A handful of Republican lawmakers have tried to claim recently that extending all of the Bush tax cuts, including those for the wealthiest two percent of Americans, is free. “Continuing the [Bush] tax cuts isn’t a cost,” said Sen. Tom Coburn (R-OK). “It doesn’t score anything to continue them.”
Of course, back in the real world, Republicans designed the Bush tax cuts to expire at the end of this year, so relative to current law it costs more than $3 trillion over ten years to extend all of them. Extending the cuts for the richest two percent of Americans alone costs $830 billion.
Some Republicans, like Senate Majority Leader Mitch McConnell (R-KY), attempt to wish away this cost by claiming that revenues increase when taxes are cut (even though all of the data indicates otherwise). But Sen. Lamar Alexander (R-TN) has taken the tax absurdity to new heights, claiming that extending the Bush tax cuts is free, but President Obama’s latest proposal to cut business taxes by permanently extending the research and development tax credit may cost too much money:
Alexander, the chairman of the Senate Republican Caucus, said GOP lawmakers will consider Obama’s latest proposal to provide a research and development tax credit for businesses. But such a tax credit should come only after the White House agrees to extend the Bush tax cuts, including those on those earning more than $250,000 a year.
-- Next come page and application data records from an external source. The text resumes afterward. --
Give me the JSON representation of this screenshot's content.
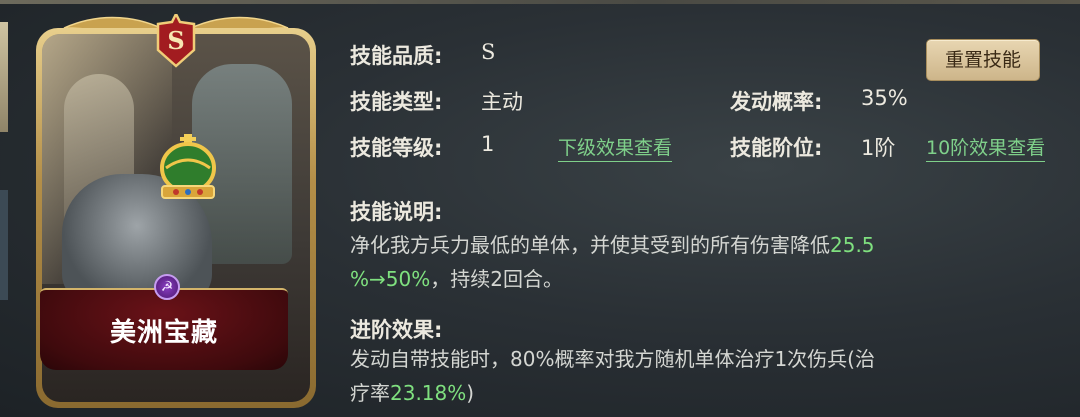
{
  "card": {
    "grade_letter": "S",
    "name": "美洲宝藏"
  },
  "skill": {
    "quality_label": "技能品质:",
    "quality_value": "S",
    "reset_button": "重置技能",
    "type_label": "技能类型:",
    "type_value": "主动",
    "trigger_label": "发动概率:",
    "trigger_value": "35%",
    "level_label": "技能等级:",
    "level_value": "1",
    "next_level_link": "下级效果查看",
    "rank_label": "技能阶位:",
    "rank_value": "1阶",
    "rank10_link": "10阶效果查看",
    "desc_label": "技能说明:",
    "desc_line1_text": "净化我方兵力最低的单体，并使其受到的所有伤害降低",
    "desc_line1_green": "25.5",
    "desc_line2_green": "%→50%",
    "desc_line2_text": "，持续2回合。",
    "advance_label": "进阶效果:",
    "advance_line1": "发动自带技能时，80%概率对我方随机单体治疗1次伤兵(治",
    "advance_line2_text": "疗率",
    "advance_line2_green": "23.18%",
    "advance_line2_end": ")"
  },
  "colors": {
    "highlight_green": "#7fe07f",
    "link_green": "#7fd08a",
    "button_gold": "#cdb58a",
    "banner_red": "#6a1218"
  }
}
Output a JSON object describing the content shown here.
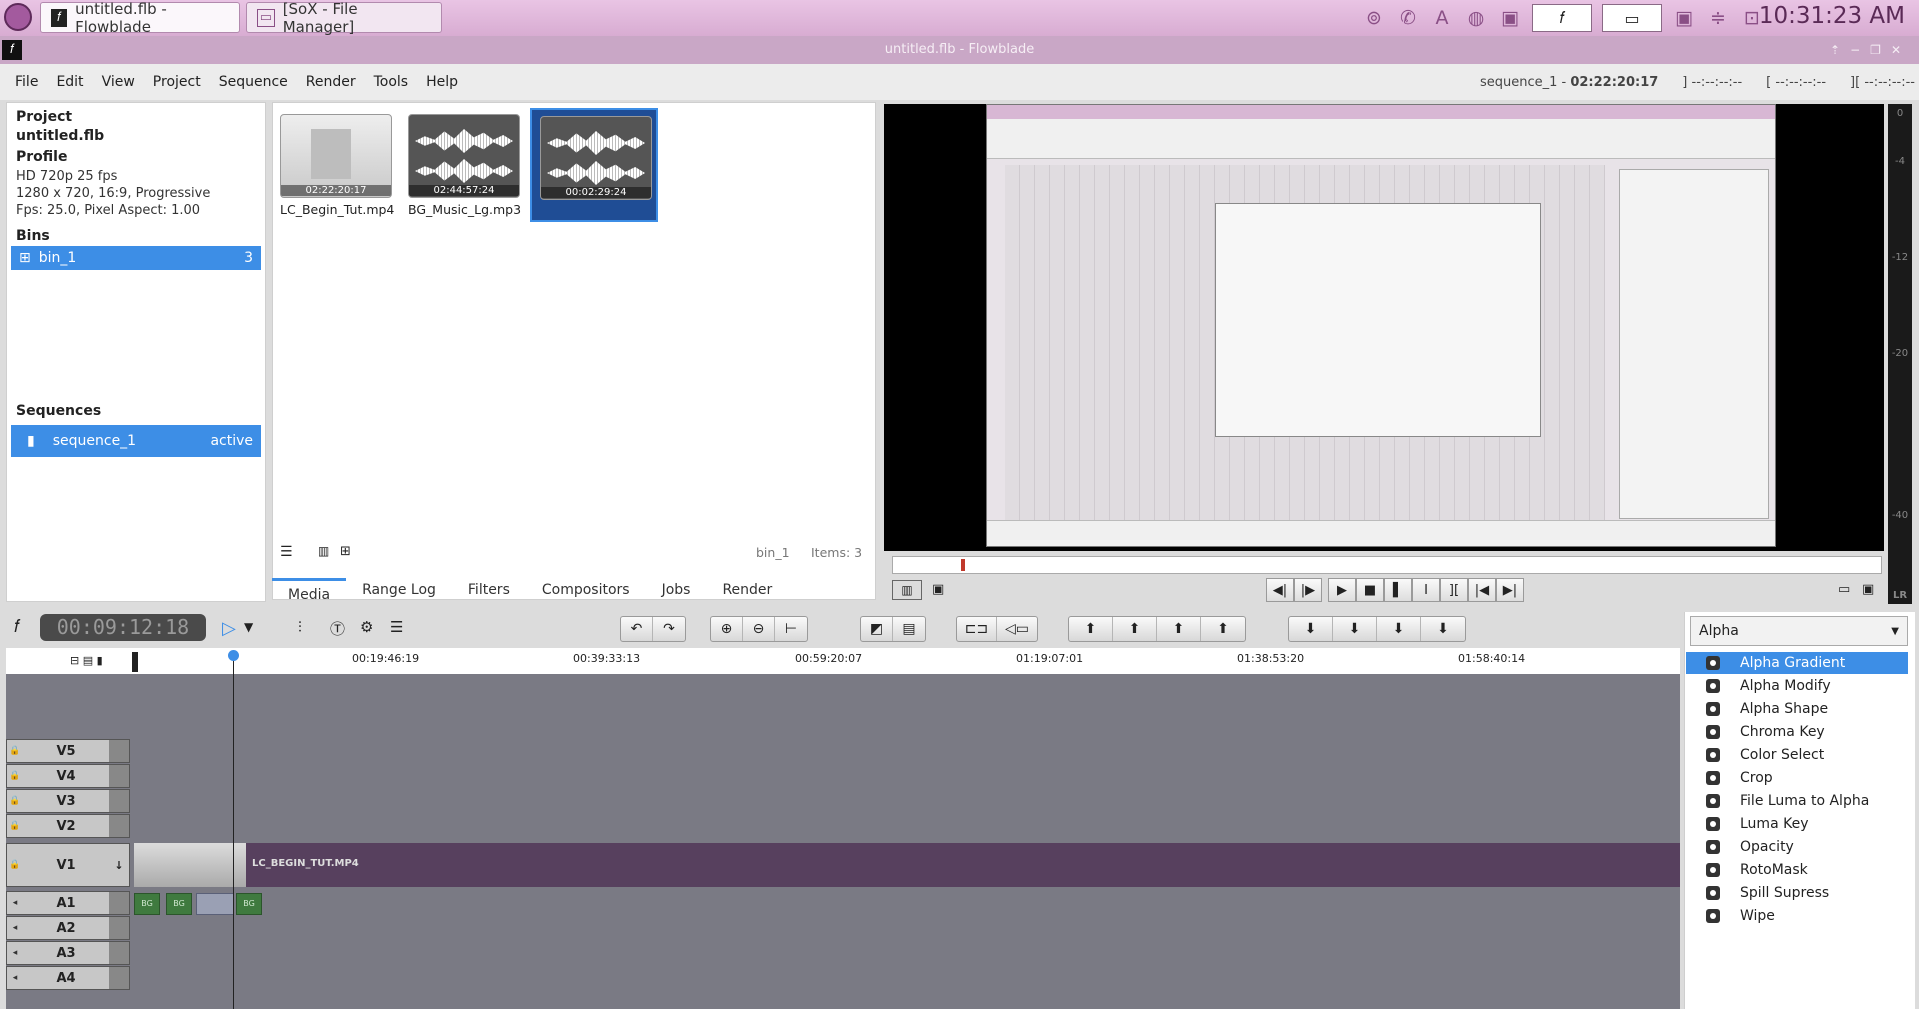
{
  "taskbar": {
    "tasks": [
      {
        "label": "untitled.flb - Flowblade"
      },
      {
        "label": "[SoX - File Manager]"
      }
    ],
    "clock": "10:31:23 AM"
  },
  "window": {
    "title": "untitled.flb - Flowblade"
  },
  "menu": [
    "File",
    "Edit",
    "View",
    "Project",
    "Sequence",
    "Render",
    "Tools",
    "Help"
  ],
  "sequence_info": {
    "name": "sequence_1 - ",
    "duration": "02:22:20:17",
    "mark_in": "] --:--:--:--",
    "mark_out": "[ --:--:--:--",
    "length": "][ --:--:--:--"
  },
  "project": {
    "project_heading": "Project",
    "file": "untitled.flb",
    "profile_heading": "Profile",
    "profile_lines": [
      "HD 720p 25 fps",
      "1280 x 720, 16:9, Progressive",
      "Fps: 25.0, Pixel Aspect: 1.00"
    ],
    "bins_heading": "Bins",
    "bin": {
      "name": "bin_1",
      "count": "3"
    },
    "sequences_heading": "Sequences",
    "sequence": {
      "name": "sequence_1",
      "status": "active"
    }
  },
  "media": {
    "clips": [
      {
        "name": "LC_Begin_Tut.mp4",
        "tc": "02:22:20:17"
      },
      {
        "name": "BG_Music_Lg.mp3",
        "tc": "02:44:57:24"
      },
      {
        "name": "",
        "tc": "00:02:29:24"
      }
    ],
    "bin_label": "bin_1",
    "items_label": "Items: 3"
  },
  "tabs": [
    "Media",
    "Range Log",
    "Filters",
    "Compositors",
    "Jobs",
    "Render"
  ],
  "meter_labels": [
    "0",
    "-4",
    "-12",
    "-20",
    "-40"
  ],
  "meter_lr": "LR",
  "timeline": {
    "timecode": "00:09:12:18",
    "ticks": [
      "00:19:46:19",
      "00:39:33:13",
      "00:59:20:07",
      "01:19:07:01",
      "01:38:53:20",
      "01:58:40:14"
    ],
    "tracks": [
      "V5",
      "V4",
      "V3",
      "V2",
      "V1",
      "A1",
      "A2",
      "A3",
      "A4"
    ],
    "v1_clip_label": "LC_BEGIN_TUT.MP4",
    "audio_clip_label": "BG"
  },
  "filters": {
    "category": "Alpha",
    "items": [
      "Alpha Gradient",
      "Alpha Modify",
      "Alpha Shape",
      "Chroma Key",
      "Color Select",
      "Crop",
      "File Luma to Alpha",
      "Luma Key",
      "Opacity",
      "RotoMask",
      "Spill Supress",
      "Wipe"
    ]
  }
}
“The first thing we need to do is to make sure that we don’t raise taxes (by allowing the Bush tax cuts to expire at the end of the year),” Alexander said. “That is going to take most of September. Then we can turn our attention to seeing if we have money to reduce taxes.”
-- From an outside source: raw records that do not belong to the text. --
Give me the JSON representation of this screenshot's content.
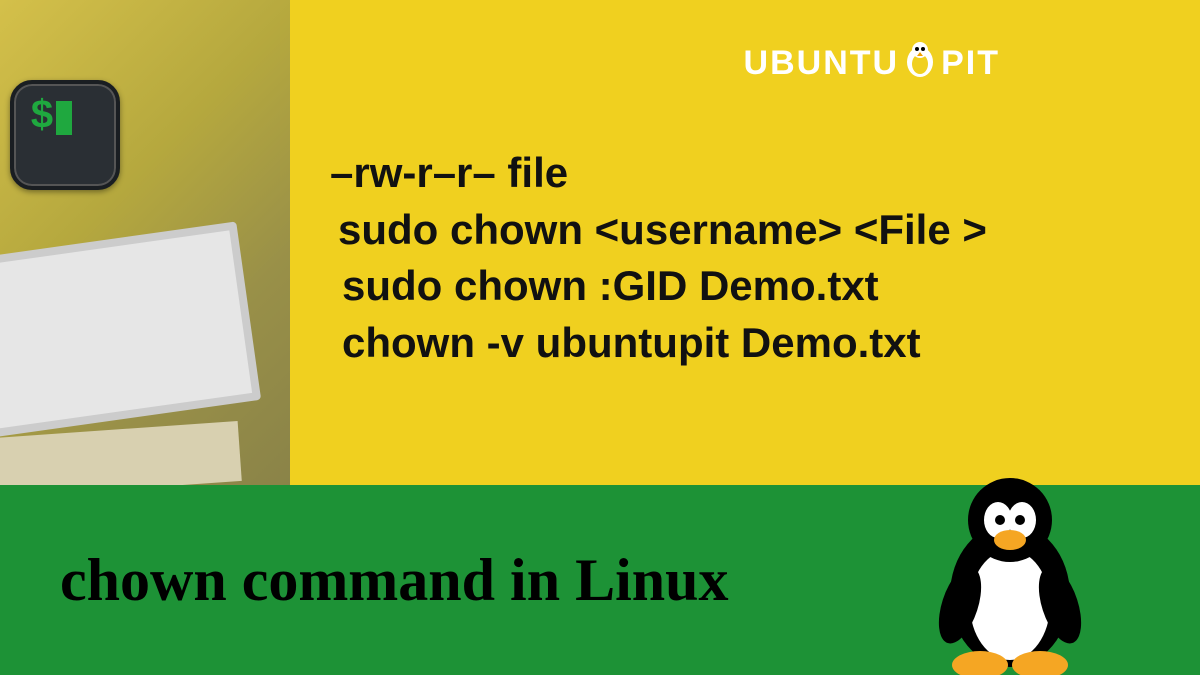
{
  "logo": {
    "part1": "UBUNTU",
    "part2": "PIT"
  },
  "terminal": {
    "prompt": "$"
  },
  "commands": {
    "line1": "–rw-r–r– file",
    "line2": "sudo chown <username> <File >",
    "line3": "sudo chown :GID Demo.txt",
    "line4": "chown -v ubuntupit Demo.txt"
  },
  "title": "chown command in Linux"
}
There are two problems with this. First, Alexander is clearly willing to hold the R&D credit hostage until he gets hundreds of billions in tax cuts for the rich (since Obama and the Democrats have already made it clear that they plan to extend the Bush tax cuts for the middle class). But second, why do we have to extend the Bush tax cuts for the wealthy before deciding whether or not we can afford the business tax credit?
Permanently extending the R&D credit will cost about $100 billion over ten years, and the administration said that it intends to (at least partially) pay for it by closing other tax loopholes. When you boil it down, Alexander is saying that we have to wait and see “if we have money” for $100 billion in research and development, but should be spending $830 billion on the very richest Americans without a second thought.
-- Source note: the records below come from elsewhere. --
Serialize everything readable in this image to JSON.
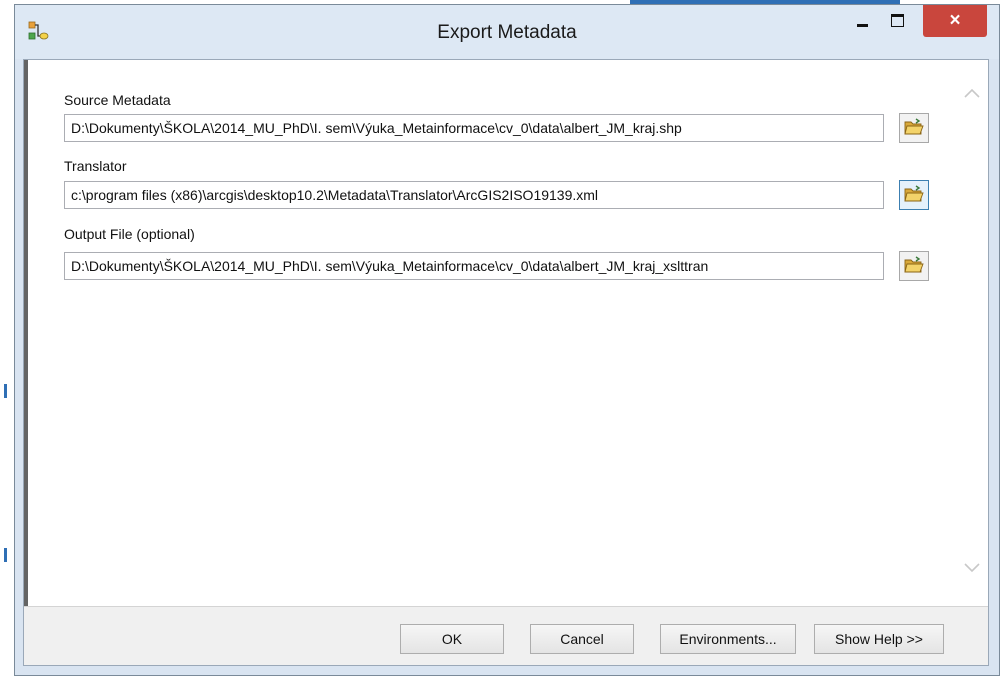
{
  "window": {
    "title": "Export Metadata"
  },
  "fields": [
    {
      "label": "Source Metadata",
      "value": "D:\\Dokumenty\\ŠKOLA\\2014_MU_PhD\\I. sem\\Výuka_Metainformace\\cv_0\\data\\albert_JM_kraj.shp"
    },
    {
      "label": "Translator",
      "value": "c:\\program files (x86)\\arcgis\\desktop10.2\\Metadata\\Translator\\ArcGIS2ISO19139.xml"
    },
    {
      "label": "Output File (optional)",
      "value": "D:\\Dokumenty\\ŠKOLA\\2014_MU_PhD\\I. sem\\Výuka_Metainformace\\cv_0\\data\\albert_JM_kraj_xslttran"
    }
  ],
  "buttons": {
    "ok": "OK",
    "cancel": "Cancel",
    "environments": "Environments...",
    "show_help": "Show Help >>"
  },
  "icons": {
    "app": "model-builder-icon",
    "browse": "open-folder-icon",
    "close": "×"
  },
  "colors": {
    "close_button": "#c9463d",
    "titlebar": "#dde8f4",
    "folder": "#e8c14d"
  }
}
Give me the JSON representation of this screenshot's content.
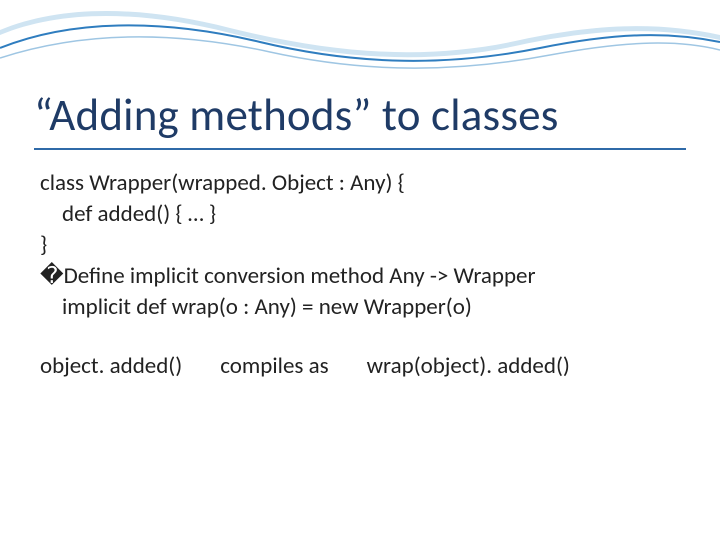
{
  "title": "“Adding methods” to classes",
  "code": {
    "l1": "class Wrapper(wrapped. Object : Any) {",
    "l2": "def added() { … }",
    "l3": "}",
    "l4": "�Define implicit conversion method Any -> Wrapper",
    "l5": "implicit def wrap(o : Any) = new Wrapper(o)"
  },
  "example": {
    "left": "object. added()",
    "mid": "compiles as",
    "right": "wrap(object). added()"
  },
  "colors": {
    "title": "#1f3b66",
    "underline": "#2f6aa8",
    "wave1": "#a9cde8",
    "wave2": "#2f7dbf"
  }
}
This dichotomy has been at play when it came to other measures aimed at alleviating the pain of the Great Recession. For instance, the same Republican lawmakers who said that extending $33 billion worth of unemployment benefits was too expensive also pushed to extend all of the Bush tax cuts. But they rarely, if ever, did so in consecutive sentences.